Mustard details

Latin Name: Sinapis arvensis

Group: Second Nineteen

Emotional Group: Insufficient interest in present circumstances

Emotional response: Depression

Method: Boiling


Those who are liable to times of gloom, or even despair, as though a cold dark cloud overshadowed them and hid the light and the joy of life. It may not be possible to give any reason or explanation for such attacks. Under these conditions it is almost impossible to appear happy or cheerful. [Bach: Twelve Healers and Other Remedies 1936]


In all things cheerfulness should be encouraged, and we should refuse to be oppressed by doubt and depression, but remember that such are not of ourselves, for our Souls know only joy and happiness. [Bach: Collected Writings]

Emotional State

For depression that comes for no apparent reason from an unknown cause, gloom, deep sadness, melancholy, usually serious people who feel that they suffer periodic affliction from a malefic star. Depression is intense and cannot be alleviated until it lifts as unexpectedly as it came. All joy and peace is driven out of life for the duration. [Barnard: Guide to the Bach Flower Remedies]

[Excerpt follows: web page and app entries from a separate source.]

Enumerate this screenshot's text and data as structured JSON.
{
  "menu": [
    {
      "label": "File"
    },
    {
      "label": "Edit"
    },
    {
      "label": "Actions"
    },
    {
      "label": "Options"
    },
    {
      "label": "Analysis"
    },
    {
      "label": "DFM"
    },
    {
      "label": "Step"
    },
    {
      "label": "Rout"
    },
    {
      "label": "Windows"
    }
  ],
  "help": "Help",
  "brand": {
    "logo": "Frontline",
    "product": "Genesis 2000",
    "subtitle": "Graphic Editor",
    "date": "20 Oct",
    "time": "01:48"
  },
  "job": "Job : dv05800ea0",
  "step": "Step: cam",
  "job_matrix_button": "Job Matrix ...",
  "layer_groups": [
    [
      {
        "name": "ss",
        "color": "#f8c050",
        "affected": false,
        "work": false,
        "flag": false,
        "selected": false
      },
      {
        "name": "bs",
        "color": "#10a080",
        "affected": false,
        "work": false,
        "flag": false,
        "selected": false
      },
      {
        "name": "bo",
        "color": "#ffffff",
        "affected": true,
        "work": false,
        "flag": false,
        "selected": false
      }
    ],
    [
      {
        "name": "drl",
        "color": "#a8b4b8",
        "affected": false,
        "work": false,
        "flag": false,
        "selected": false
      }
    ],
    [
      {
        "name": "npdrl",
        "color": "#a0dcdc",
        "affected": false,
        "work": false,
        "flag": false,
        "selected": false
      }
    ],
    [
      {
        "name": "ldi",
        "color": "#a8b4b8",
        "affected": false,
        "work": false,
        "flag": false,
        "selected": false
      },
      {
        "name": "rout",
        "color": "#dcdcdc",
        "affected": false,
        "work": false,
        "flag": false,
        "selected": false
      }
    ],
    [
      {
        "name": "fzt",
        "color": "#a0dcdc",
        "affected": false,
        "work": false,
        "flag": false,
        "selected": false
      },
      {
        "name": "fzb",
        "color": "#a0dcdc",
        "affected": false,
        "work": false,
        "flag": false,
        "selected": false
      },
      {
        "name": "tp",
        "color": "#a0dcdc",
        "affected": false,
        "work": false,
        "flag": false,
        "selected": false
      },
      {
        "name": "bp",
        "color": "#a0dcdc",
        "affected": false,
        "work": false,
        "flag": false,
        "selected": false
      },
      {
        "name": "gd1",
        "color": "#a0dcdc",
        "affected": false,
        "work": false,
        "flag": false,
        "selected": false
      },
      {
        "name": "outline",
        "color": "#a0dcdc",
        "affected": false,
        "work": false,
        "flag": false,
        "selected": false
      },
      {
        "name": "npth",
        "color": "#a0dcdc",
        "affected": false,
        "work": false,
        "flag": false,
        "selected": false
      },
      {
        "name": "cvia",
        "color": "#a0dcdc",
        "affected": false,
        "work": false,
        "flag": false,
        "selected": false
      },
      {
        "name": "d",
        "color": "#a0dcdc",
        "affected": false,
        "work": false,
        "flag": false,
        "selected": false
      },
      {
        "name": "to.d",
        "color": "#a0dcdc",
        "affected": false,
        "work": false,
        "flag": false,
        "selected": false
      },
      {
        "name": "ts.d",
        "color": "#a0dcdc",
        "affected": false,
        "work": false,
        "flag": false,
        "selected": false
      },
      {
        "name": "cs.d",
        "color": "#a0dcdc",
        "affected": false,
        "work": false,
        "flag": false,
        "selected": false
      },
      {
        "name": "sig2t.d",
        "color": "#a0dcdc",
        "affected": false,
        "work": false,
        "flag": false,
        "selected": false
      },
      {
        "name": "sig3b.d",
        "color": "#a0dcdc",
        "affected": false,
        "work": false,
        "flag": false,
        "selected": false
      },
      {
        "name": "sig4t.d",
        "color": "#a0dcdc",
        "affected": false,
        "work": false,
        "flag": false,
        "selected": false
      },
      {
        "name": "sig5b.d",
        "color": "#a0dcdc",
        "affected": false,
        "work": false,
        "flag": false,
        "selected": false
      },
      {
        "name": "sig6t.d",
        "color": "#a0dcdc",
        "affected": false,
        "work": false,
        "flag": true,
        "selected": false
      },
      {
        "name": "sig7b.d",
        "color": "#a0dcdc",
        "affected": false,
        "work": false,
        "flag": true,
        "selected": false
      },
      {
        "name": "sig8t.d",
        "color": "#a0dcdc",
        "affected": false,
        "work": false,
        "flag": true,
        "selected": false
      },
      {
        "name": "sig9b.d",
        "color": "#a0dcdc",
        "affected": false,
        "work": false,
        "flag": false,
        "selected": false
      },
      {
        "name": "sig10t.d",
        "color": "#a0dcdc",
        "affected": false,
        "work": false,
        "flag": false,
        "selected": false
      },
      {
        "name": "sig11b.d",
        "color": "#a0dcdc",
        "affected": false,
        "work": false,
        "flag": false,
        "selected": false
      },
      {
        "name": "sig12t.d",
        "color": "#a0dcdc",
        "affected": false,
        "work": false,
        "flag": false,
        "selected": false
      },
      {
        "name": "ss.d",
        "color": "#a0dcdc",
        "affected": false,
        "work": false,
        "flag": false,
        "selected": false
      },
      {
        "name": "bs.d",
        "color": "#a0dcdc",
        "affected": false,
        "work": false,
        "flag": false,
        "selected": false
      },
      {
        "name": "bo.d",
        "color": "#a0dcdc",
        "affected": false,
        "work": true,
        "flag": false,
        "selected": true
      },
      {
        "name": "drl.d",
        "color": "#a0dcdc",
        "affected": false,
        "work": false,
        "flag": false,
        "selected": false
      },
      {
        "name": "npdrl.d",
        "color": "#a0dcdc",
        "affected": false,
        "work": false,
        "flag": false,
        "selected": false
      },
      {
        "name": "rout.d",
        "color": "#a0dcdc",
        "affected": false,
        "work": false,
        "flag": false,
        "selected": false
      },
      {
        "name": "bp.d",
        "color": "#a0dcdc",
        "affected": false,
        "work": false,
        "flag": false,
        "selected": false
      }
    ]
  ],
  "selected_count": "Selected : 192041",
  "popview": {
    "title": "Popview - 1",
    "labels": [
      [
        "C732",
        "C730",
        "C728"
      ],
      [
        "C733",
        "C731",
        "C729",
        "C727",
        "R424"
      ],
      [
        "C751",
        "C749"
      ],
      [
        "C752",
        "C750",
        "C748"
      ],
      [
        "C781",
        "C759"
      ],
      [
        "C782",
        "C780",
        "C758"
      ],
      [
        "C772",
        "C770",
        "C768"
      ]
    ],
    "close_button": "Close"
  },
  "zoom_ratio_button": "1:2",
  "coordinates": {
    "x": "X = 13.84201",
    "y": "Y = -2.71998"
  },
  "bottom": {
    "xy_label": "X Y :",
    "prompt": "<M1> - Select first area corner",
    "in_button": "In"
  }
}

Mustard is most commonly found on the verges of new roads. It avoids acid soils.

Mustard is a common weed on arable land throughout Britain causing considerable problems for farmers; consequently it is being cut, sprayed and generally attacked. But since it reappears every time the soil is disturbed it is not too difficult to find.

Mustard - Form and Function

As an emotional state Mustard is a kind of depression which waits, unseen, for an opportunity to surface. Its origins will have been in the past, buried deeply, even beyond memory. By looking at the natural history of the plant we can conclude two things about this. One, that the darkness which clouds the ‘light and joy of life’ comes from within the earth; it is born of past experiences, karma if you will, which the individual carries as unresolved material, the un-germinated seeds. To use another analogy, it is like the psychological baggage many of us carry, filled with we know not what. The second point is this: the Mustard plants only develop at a time when the field is left empty, the soil bare. The Mustard state follows disturbance of the settled pattern of life (ploughing) and only takes root in the mind because there is some inactivity in the will (an empty field). It is for this reason that Mustard is alongside Honeysuckle and Wild Rose in the sequence of discovery – Nora Weeks puts Mustard there and so did Bach, in the group for Not Sufficient Interest in Present Circumstances.

Mustard, then, is an opportunist pattern of interference, a form of possession, which takes up residence only because of the weakness of the host. This idea is hinted at by some writers who speak of dark forces overshadowing the soul, of separation and a fall from grace. The image of an empty, ploughed field or even upturned earth, invites such thoughts. There is something unnatural about land devoid of all plants and today, when farmers spray fields with weed-killer, before planting and ploughing, we must wonder as to the effect on the psyche of the planet. Eradicate all plants from a field and what will then enter? The psyche of the planet may be too abstruse a concept but the complex relationships of plant to earth, of biodiversity and subtlety in thought are the very things forced under by the bulldozer of materialism. The farmer increases his yield at harvest by removing unwanted competition from weeds: charlock hardly grows in arable land today. But does its extinction as a species leave us less protected from the ‘cold, dark clouds’ of depression?